The tagline for the 1979 horror-science fiction classic Alien was, “In space no one can hear you scream.” The vastness of outer space, its deep dark nowhere, provided a film with a concept of a single alien life form threatening the lives of a crew on a commercial space vessel with an atmosphere and tone that is completely a horror film.
The influence of Alien on William Eubank’s new film Underwater are easily identifiable, except this film takes places in the immense depth of the ocean seabed, its sunken murky nowhere, that provides this film with a terrifying, claustrophobic environment where a crew on a deep-water aquatics research facility discover a new species of ancient water humanoids. The tagline, slightly modified, aptly applies here, too, “On the ocean floor no one can hear you scream.”
Seven miles beneath the water an engineer named Norah (Kristen Stewart) is quietly making her way around a bathroom. She spots a spider stuck in the sink and helps it to freedom, sparing its life if only for a moment. Norah hears something strange, a creaking noise and then shaking that turns into a catastrophic event for the vessel. Norah barely escapes, saving the life of a coworker, and then proceeds to search for escape and other survivors. But something strange is happening outside the vessel, in the darkness of the ocean floor something has awakened.

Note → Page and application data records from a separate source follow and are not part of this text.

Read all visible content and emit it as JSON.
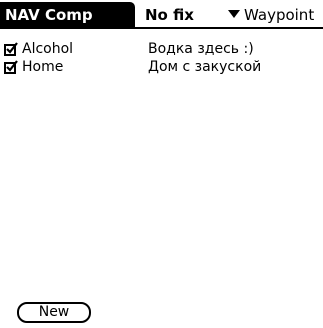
{
  "titlebar": {
    "app_title": "NAV Comp",
    "status": "No fix",
    "category": "Waypoint"
  },
  "icons": {
    "category_dropdown": "triangle-down-icon",
    "checkbox": "checkbox-checked-icon"
  },
  "waypoints": [
    {
      "name": "Alcohol",
      "note": "Водка здесь :)",
      "checked": true
    },
    {
      "name": "Home",
      "note": "Дом с закуской",
      "checked": true
    }
  ],
  "buttons": {
    "new_label": "New"
  }
}
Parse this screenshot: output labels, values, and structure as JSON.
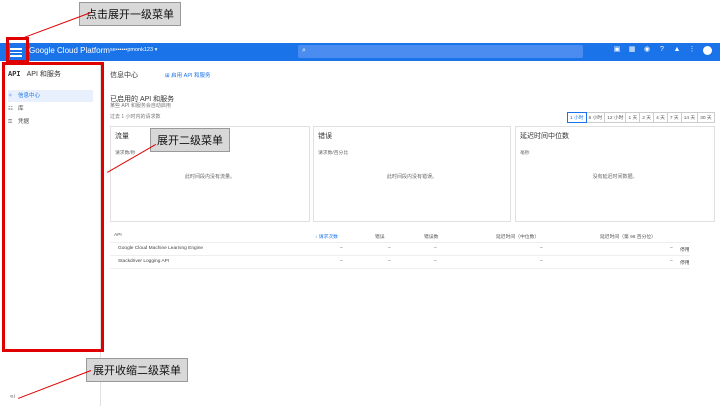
{
  "annotations": {
    "expand_first_level": "点击展开一级菜单",
    "expand_second_level": "展开二级菜单",
    "expand_collapse_second_level": "展开收缩二级菜单"
  },
  "topbar": {
    "brand": "Google Cloud Platform",
    "project": "se••••••pmonk123 ▾",
    "search_icon": "⌕"
  },
  "sidebar": {
    "api_badge": "API",
    "title": "API 和服务",
    "items": [
      {
        "label": "信息中心",
        "icon": "✧"
      },
      {
        "label": "库",
        "icon": "☷"
      },
      {
        "label": "凭据",
        "icon": "⚿"
      }
    ],
    "collapse_icon": "«ı"
  },
  "main": {
    "page_title": "信息中心",
    "enable_api": "启用 API 和服务",
    "section_title": "已启用的 API 和服务",
    "section_subtitle": "某些 API 和服务会自动启用",
    "range_label": "过去 1 小时内的请求数",
    "time_ranges": [
      "1 小时",
      "6 小时",
      "12 小时",
      "1 天",
      "2 天",
      "4 天",
      "7 天",
      "14 天",
      "30 天"
    ],
    "cards": [
      {
        "title": "流量",
        "subtitle": "请求数/秒",
        "empty": "此时间段内没有流量。"
      },
      {
        "title": "错误",
        "subtitle": "请求数/百分比",
        "empty": "此时间段内没有错误。"
      },
      {
        "title": "延迟时间中位数",
        "subtitle": "毫秒",
        "empty": "没有延迟时间数据。"
      }
    ],
    "table": {
      "headers": [
        "API",
        "↓ 请求次数",
        "错误",
        "错误数",
        "延迟时间（中位数）",
        "延迟时间（第 98 百分位）"
      ],
      "rows": [
        {
          "name": "Google Cloud Machine Learning Engine",
          "requests": "–",
          "errors": "–",
          "error_rate": "–",
          "latency_median": "–",
          "latency_p98": "–",
          "action": "停用"
        },
        {
          "name": "Stackdriver Logging API",
          "requests": "–",
          "errors": "–",
          "error_rate": "–",
          "latency_median": "–",
          "latency_p98": "–",
          "action": "停用"
        }
      ]
    }
  },
  "colors": {
    "accent": "#1a73e8",
    "annotation_red": "#e00000",
    "callout_bg": "#d8d8d8"
  }
}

Underwater recognizes the kind of film it is trying to be, quite simply a good ol’ fashioned monster movie that happens underwater. And it makes use of its simple premise by creating opportunities to craft tension with its unique environment and offering a nice blend of thrills and jump scares that are accommodated by some really great, slowly revealed creature designs. There are a few scenes in the muddy and cloudy water when some of the action is hard to distinguish, but this embellishment within the scenes also allows the creatures to be gradually discovered, which is a nice touch in building expectations and surprises throughout.
The film starts in the quiet, but this only lasts for a few moments as everything soon ramps into high-gear action. And when the quicker pacing arrives, it doesn’t let up, instead building with different set pieces that offer new challenges for the characters to survive. Whether an underwater walk in near darkness or the quick escape from a falling vessel, it works in keeping the attention off the barebones narrative.
The narrative is filled with unnecessary science components that only create distracting questions, and the characters are more plot devices than emotional beings. However, Kristen Stewart, through her interesting performance, does a nice job of adding some emotional depth to her leading character. T.J. Miller, who usually does a nice job of being comic relief, feels out of place amongst the other characters in this film. The jokes he makes fall flat in many scenes and his character doesn’t seem to fit in amongst supporting characters. Vincent Cassel is also stuck in a strange place in this film, playing a character that has an emotional backstory that is only hinted at. For most of the film, Mr. Cassel’s character, which could be the most interesting, is pushed into the background or forced to spout information to keep the narrative moving.
Underwater doesn’t spend much time developing a complicated narrative. Instead, it focuses on being a fun, mostly thrilling, sometimes scary monster movie that has some interesting designs to watch as they develop and consume the screen. Kristen Stewart holds this film together with her interesting performance, even with the limited character development available. Underwater is an entertaining addition to the aquatic horror genre.
Movie Score: 3.5/5